BEGIN
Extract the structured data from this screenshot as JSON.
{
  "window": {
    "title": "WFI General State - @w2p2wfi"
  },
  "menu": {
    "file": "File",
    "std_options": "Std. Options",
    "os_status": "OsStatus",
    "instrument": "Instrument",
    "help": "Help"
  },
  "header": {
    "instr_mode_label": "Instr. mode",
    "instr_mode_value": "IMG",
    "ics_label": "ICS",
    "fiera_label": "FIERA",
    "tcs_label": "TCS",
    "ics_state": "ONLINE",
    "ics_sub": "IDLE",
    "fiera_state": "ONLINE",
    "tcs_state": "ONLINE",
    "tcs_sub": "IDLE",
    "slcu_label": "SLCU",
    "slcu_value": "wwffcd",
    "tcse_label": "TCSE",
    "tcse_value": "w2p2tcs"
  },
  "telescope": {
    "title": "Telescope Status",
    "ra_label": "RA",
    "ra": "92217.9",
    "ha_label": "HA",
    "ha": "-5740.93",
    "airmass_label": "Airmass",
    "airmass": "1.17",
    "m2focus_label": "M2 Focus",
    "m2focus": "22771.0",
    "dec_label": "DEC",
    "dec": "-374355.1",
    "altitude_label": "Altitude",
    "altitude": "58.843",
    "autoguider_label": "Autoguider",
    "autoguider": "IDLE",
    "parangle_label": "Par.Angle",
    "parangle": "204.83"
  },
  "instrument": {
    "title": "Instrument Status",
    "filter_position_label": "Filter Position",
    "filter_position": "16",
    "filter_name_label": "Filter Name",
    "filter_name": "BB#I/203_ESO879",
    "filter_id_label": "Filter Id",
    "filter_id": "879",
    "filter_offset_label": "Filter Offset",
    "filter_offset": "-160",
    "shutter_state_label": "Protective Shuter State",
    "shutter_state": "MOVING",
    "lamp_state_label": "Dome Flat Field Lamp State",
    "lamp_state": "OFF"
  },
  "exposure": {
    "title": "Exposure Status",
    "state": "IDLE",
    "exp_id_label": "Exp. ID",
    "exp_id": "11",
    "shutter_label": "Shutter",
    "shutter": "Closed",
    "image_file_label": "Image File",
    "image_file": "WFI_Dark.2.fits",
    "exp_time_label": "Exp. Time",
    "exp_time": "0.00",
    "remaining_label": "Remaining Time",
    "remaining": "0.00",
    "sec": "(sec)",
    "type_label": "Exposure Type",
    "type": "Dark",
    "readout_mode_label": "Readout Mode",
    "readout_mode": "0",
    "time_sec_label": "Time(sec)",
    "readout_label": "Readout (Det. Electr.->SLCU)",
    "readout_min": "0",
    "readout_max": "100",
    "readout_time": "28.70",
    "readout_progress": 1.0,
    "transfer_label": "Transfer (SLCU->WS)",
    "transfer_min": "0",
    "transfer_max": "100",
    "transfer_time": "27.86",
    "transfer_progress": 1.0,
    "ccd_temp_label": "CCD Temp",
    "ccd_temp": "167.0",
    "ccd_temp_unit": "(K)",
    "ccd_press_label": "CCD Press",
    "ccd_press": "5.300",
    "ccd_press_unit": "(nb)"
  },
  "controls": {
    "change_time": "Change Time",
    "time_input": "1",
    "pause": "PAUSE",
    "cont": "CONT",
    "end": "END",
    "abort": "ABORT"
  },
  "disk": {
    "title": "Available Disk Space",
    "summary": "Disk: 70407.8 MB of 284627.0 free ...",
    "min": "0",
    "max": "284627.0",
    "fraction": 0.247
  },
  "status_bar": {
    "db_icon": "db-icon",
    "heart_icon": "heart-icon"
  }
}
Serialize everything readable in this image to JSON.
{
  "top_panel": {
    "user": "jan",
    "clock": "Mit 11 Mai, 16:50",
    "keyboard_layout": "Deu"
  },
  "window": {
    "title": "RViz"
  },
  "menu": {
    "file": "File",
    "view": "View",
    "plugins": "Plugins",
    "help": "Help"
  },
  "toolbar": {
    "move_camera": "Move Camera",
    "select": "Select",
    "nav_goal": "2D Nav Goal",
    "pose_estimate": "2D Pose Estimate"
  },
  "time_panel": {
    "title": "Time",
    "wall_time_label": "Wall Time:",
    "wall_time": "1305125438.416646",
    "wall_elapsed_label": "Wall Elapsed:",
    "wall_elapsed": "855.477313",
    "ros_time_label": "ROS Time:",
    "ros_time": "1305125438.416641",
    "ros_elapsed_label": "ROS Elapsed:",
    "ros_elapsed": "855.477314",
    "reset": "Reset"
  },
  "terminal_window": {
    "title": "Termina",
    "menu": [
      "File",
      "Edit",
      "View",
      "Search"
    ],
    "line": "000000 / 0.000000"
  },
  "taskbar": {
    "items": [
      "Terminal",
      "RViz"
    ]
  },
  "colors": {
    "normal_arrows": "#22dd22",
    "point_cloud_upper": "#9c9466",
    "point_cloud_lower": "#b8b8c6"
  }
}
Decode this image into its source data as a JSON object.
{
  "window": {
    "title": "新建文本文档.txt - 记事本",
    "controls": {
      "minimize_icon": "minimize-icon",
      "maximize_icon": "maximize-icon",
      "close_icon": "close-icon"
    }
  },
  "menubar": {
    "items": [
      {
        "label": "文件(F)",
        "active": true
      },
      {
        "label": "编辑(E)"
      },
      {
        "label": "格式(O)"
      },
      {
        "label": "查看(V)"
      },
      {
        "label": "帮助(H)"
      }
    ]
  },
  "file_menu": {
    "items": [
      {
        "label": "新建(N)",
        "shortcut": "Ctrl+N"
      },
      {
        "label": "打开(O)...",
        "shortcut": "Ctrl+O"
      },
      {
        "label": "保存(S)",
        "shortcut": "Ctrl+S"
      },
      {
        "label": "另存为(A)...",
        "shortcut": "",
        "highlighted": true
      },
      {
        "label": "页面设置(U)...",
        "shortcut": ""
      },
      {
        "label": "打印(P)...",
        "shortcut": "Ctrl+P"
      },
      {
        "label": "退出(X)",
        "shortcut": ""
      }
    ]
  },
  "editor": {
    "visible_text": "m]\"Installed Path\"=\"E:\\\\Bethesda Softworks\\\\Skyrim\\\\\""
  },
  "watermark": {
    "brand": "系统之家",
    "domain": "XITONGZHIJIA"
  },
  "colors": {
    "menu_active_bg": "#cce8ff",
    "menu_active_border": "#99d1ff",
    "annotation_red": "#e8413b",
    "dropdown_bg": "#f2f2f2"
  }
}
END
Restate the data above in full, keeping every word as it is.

Extract the structured data from this screenshot as JSON.
{
  "window": {
    "title": "WFI General State - @w2p2wfi"
  },
  "menu": {
    "file": "File",
    "std_options": "Std. Options",
    "os_status": "OsStatus",
    "instrument": "Instrument",
    "help": "Help"
  },
  "header": {
    "instr_mode_label": "Instr. mode",
    "instr_mode_value": "IMG",
    "ics_label": "ICS",
    "fiera_label": "FIERA",
    "tcs_label": "TCS",
    "ics_state": "ONLINE",
    "ics_sub": "IDLE",
    "fiera_state": "ONLINE",
    "tcs_state": "ONLINE",
    "tcs_sub": "IDLE",
    "slcu_label": "SLCU",
    "slcu_value": "wwffcd",
    "tcse_label": "TCSE",
    "tcse_value": "w2p2tcs"
  },
  "telescope": {
    "title": "Telescope Status",
    "ra_label": "RA",
    "ra": "92217.9",
    "ha_label": "HA",
    "ha": "-5740.93",
    "airmass_label": "Airmass",
    "airmass": "1.17",
    "m2focus_label": "M2 Focus",
    "m2focus": "22771.0",
    "dec_label": "DEC",
    "dec": "-374355.1",
    "altitude_label": "Altitude",
    "altitude": "58.843",
    "autoguider_label": "Autoguider",
    "autoguider": "IDLE",
    "parangle_label": "Par.Angle",
    "parangle": "204.83"
  },
  "instrument": {
    "title": "Instrument Status",
    "filter_position_label": "Filter Position",
    "filter_position": "16",
    "filter_name_label": "Filter Name",
    "filter_name": "BB#I/203_ESO879",
    "filter_id_label": "Filter Id",
    "filter_id": "879",
    "filter_offset_label": "Filter Offset",
    "filter_offset": "-160",
    "shutter_state_label": "Protective Shuter State",
    "shutter_state": "MOVING",
    "lamp_state_label": "Dome Flat Field Lamp State",
    "lamp_state": "OFF"
  },
  "exposure": {
    "title": "Exposure Status",
    "state": "IDLE",
    "exp_id_label": "Exp. ID",
    "exp_id": "11",
    "shutter_label": "Shutter",
    "shutter": "Closed",
    "image_file_label": "Image File",
    "image_file": "WFI_Dark.2.fits",
    "exp_time_label": "Exp. Time",
    "exp_time": "0.00",
    "remaining_label": "Remaining Time",
    "remaining": "0.00",
    "sec": "(sec)",
    "type_label": "Exposure Type",
    "type": "Dark",
    "readout_mode_label": "Readout Mode",
    "readout_mode": "0",
    "time_sec_label": "Time(sec)",
    "readout_label": "Readout (Det. Electr.->SLCU)",
    "readout_min": "0",
    "readout_max": "100",
    "readout_time": "28.70",
    "readout_progress": 1.0,
    "transfer_label": "Transfer (SLCU->WS)",
    "transfer_min": "0",
    "transfer_max": "100",
    "transfer_time": "27.86",
    "transfer_progress": 1.0,
    "ccd_temp_label": "CCD Temp",
    "ccd_temp": "167.0",
    "ccd_temp_unit": "(K)",
    "ccd_press_label": "CCD Press",
    "ccd_press": "5.300",
    "ccd_press_unit": "(nb)"
  },
  "controls": {
    "change_time": "Change Time",
    "time_input": "1",
    "pause": "PAUSE",
    "cont": "CONT",
    "end": "END",
    "abort": "ABORT"
  },
  "disk": {
    "title": "Available Disk Space",
    "summary": "Disk: 70407.8 MB of 284627.0 free ...",
    "min": "0",
    "max": "284627.0",
    "fraction": 0.247
  },
  "status_bar": {
    "db_icon": "db-icon",
    "heart_icon": "heart-icon"
  }
}
Serialize everything readable in this image to JSON.
{
  "top_panel": {
    "user": "jan",
    "clock": "Mit 11 Mai, 16:50",
    "keyboard_layout": "Deu"
  },
  "window": {
    "title": "RViz"
  },
  "menu": {
    "file": "File",
    "view": "View",
    "plugins": "Plugins",
    "help": "Help"
  },
  "toolbar": {
    "move_camera": "Move Camera",
    "select": "Select",
    "nav_goal": "2D Nav Goal",
    "pose_estimate": "2D Pose Estimate"
  },
  "time_panel": {
    "title": "Time",
    "wall_time_label": "Wall Time:",
    "wall_time": "1305125438.416646",
    "wall_elapsed_label": "Wall Elapsed:",
    "wall_elapsed": "855.477313",
    "ros_time_label": "ROS Time:",
    "ros_time": "1305125438.416641",
    "ros_elapsed_label": "ROS Elapsed:",
    "ros_elapsed": "855.477314",
    "reset": "Reset"
  },
  "terminal_window": {
    "title": "Termina",
    "menu": [
      "File",
      "Edit",
      "View",
      "Search"
    ],
    "line": "000000 / 0.000000"
  },
  "taskbar": {
    "items": [
      "Terminal",
      "RViz"
    ]
  },
  "colors": {
    "normal_arrows": "#22dd22",
    "point_cloud_upper": "#9c9466",
    "point_cloud_lower": "#b8b8c6"
  }
}
Decode this image into its source data as a JSON object.
{
  "window": {
    "title": "新建文本文档.txt - 记事本",
    "controls": {
      "minimize_icon": "minimize-icon",
      "maximize_icon": "maximize-icon",
      "close_icon": "close-icon"
    }
  },
  "menubar": {
    "items": [
      {
        "label": "文件(F)",
        "active": true
      },
      {
        "label": "编辑(E)"
      },
      {
        "label": "格式(O)"
      },
      {
        "label": "查看(V)"
      },
      {
        "label": "帮助(H)"
      }
    ]
  },
  "file_menu": {
    "items": [
      {
        "label": "新建(N)",
        "shortcut": "Ctrl+N"
      },
      {
        "label": "打开(O)...",
        "shortcut": "Ctrl+O"
      },
      {
        "label": "保存(S)",
        "shortcut": "Ctrl+S"
      },
      {
        "label": "另存为(A)...",
        "shortcut": "",
        "highlighted": true
      },
      {
        "label": "页面设置(U)...",
        "shortcut": ""
      },
      {
        "label": "打印(P)...",
        "shortcut": "Ctrl+P"
      },
      {
        "label": "退出(X)",
        "shortcut": ""
      }
    ]
  },
  "editor": {
    "visible_text": "m]\"Installed Path\"=\"E:\\\\Bethesda Softworks\\\\Skyrim\\\\\""
  },
  "watermark": {
    "brand": "系统之家",
    "domain": "XITONGZHIJIA"
  },
  "colors": {
    "menu_active_bg": "#cce8ff",
    "menu_active_border": "#99d1ff",
    "annotation_red": "#e8413b",
    "dropdown_bg": "#f2f2f2"
  }
}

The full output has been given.